The Employment Situation, November 2008
November employment fell by 533,000 in the largest one-month drop since December 1974, coming in far worse than expectations. Additionally, payrolls in September and October were revised down to losses of 403,000 and 320,000, respectively. Since the start of the recession in December 2007, job losses in the United States have totaled about 1.9 million, roughly 1.3 million of which have come in just the past three months. The unemployment rate also continued its upward path, increasing 20 basis points to 6.7 percent, the highest rate seen since September 1993.
The diffusion index of employment change also sank from 37.8 to an unprecedented low of 27.6, meaning that only 27.6 percent of employers are hiring, while the remaining 72.4 percent are cutting jobs.
Job losses were across the board, with the only major areas posting any sort of gain being education and health services (+52,000) and government (+7,000). Goods-producing industries lost a total of 163,000 jobs, and this was spread evenly between construction (−82,000) and manufacturing (−85,000). Within manufacturing, the durable goods category shed almost triple the number of jobs that nondurables shed.

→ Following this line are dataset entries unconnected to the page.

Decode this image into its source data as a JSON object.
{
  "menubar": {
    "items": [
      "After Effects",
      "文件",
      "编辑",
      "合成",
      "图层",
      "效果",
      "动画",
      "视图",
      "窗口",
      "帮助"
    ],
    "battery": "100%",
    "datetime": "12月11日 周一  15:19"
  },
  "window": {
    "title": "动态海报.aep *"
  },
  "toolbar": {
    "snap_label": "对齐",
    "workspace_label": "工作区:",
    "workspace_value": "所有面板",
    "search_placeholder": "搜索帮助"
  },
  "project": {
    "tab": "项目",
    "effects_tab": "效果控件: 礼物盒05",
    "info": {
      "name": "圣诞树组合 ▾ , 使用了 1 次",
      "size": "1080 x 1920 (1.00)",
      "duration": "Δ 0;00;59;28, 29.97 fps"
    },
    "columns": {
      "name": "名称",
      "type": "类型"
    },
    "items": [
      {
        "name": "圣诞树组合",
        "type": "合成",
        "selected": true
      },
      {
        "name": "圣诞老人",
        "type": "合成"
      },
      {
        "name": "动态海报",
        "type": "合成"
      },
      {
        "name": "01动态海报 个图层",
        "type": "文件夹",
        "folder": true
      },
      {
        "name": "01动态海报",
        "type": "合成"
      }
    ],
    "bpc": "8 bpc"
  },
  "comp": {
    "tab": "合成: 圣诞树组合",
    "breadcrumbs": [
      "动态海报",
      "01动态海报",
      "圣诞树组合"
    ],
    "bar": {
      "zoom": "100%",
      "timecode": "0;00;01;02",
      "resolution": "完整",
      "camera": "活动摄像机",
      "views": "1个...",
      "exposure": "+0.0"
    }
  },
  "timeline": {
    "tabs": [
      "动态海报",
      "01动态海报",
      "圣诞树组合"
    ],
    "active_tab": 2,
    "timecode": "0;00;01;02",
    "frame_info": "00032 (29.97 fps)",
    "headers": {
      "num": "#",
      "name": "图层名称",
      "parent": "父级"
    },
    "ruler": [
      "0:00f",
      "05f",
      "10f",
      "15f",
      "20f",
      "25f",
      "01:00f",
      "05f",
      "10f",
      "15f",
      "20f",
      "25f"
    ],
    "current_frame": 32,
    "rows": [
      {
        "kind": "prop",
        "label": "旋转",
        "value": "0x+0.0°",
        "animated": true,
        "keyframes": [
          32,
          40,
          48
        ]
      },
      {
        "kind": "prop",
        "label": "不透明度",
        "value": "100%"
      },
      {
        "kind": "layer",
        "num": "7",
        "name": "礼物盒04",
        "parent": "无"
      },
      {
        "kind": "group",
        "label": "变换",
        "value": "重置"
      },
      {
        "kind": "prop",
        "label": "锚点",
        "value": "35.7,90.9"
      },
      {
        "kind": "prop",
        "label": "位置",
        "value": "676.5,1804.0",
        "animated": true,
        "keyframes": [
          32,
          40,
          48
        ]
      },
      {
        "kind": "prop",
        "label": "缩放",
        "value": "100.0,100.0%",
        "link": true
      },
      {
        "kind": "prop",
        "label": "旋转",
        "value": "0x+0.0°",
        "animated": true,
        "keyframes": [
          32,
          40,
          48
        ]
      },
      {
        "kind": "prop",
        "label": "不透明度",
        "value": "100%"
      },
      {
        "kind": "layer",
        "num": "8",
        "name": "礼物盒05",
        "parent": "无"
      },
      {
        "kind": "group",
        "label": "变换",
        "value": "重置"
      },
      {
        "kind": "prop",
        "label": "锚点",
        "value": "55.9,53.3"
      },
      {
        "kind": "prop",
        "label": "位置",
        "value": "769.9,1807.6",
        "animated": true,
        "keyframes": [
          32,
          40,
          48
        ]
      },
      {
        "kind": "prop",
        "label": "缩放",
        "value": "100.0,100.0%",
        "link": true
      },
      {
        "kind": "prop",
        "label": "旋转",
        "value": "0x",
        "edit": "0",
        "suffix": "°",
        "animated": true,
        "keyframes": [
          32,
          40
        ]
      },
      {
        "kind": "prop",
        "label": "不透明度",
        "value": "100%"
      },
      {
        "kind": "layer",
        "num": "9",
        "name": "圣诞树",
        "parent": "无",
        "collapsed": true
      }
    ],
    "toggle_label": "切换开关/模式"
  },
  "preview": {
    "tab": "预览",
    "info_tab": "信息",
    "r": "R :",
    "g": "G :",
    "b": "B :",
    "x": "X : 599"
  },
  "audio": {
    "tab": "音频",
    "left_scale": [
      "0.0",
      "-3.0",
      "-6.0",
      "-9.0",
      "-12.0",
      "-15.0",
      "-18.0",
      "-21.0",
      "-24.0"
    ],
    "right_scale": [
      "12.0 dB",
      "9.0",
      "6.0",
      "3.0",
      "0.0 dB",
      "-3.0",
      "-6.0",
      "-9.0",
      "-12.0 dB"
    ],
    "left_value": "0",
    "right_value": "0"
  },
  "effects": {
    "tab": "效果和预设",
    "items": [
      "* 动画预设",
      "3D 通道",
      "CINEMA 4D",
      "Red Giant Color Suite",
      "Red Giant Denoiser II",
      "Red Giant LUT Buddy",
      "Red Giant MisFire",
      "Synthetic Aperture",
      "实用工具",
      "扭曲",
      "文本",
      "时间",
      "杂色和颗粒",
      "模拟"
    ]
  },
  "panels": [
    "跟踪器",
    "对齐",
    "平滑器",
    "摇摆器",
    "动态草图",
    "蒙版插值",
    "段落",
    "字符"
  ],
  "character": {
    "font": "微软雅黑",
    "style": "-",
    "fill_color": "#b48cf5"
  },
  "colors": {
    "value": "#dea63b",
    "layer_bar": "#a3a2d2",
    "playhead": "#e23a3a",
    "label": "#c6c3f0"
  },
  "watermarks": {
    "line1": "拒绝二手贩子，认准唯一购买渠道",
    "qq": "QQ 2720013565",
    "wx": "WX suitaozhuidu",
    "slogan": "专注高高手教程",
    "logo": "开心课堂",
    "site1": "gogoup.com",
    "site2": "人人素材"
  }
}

Service-providing industries dropped a massive 370,000 jobs in November, after experiencing downwardly revised losses of 286,000 and 183,000 in September and October. The only other time since the series began in 1939 that service industries lost more jobs was in August 1983. The retail trade sector lost 91,300 jobs, a large part stemming from auto dealers (−24,000). Declines in leisure and hospitality totaled 76,000, and information services lost 19,000. Professional and business services and financial activities each saw record losses (−136,000 and −32,000, respectively). Within professional and business services, the employment services sector alone lost 100,000 jobs.
Labor Market Conditions
|Average monthly change
(thousands of employees, NAICS)
|Heavy and civil engineering||4||3||−1||−7||−12|
|Temporary help services||17||1||−7||−36||−78.2|
|Education and health services||36||39||44||46||52|
|Leisure and hospitality||23||32||29||−14||−76|
|Local educational services||6||6||5||4||−4.2|
|Civilian unemployment rate||5.1||4.6||4.6||5.6||6.7|
a. Includes construction of residential buildings and residential specialty trade contractors.
b. Includes construction of nonresidential buildings and nonresidential specialty trade contractors.
c. Financial activities include the finance, insurance, and real estate sector and the rental and leasing sector.
d. PBS is professional business services (professional, scientific, and technical services, management of companies and enterprises, administrative and support, and waste management and remediation services).
Source: Bureau of Labor Statistics.
The three-month moving average of private sector employment growth dropped all the way from −295,000 to −429,000 last month. Private payrolls have seen losses in every month since December 2007, while government payrolls have declined in only one month during that same period.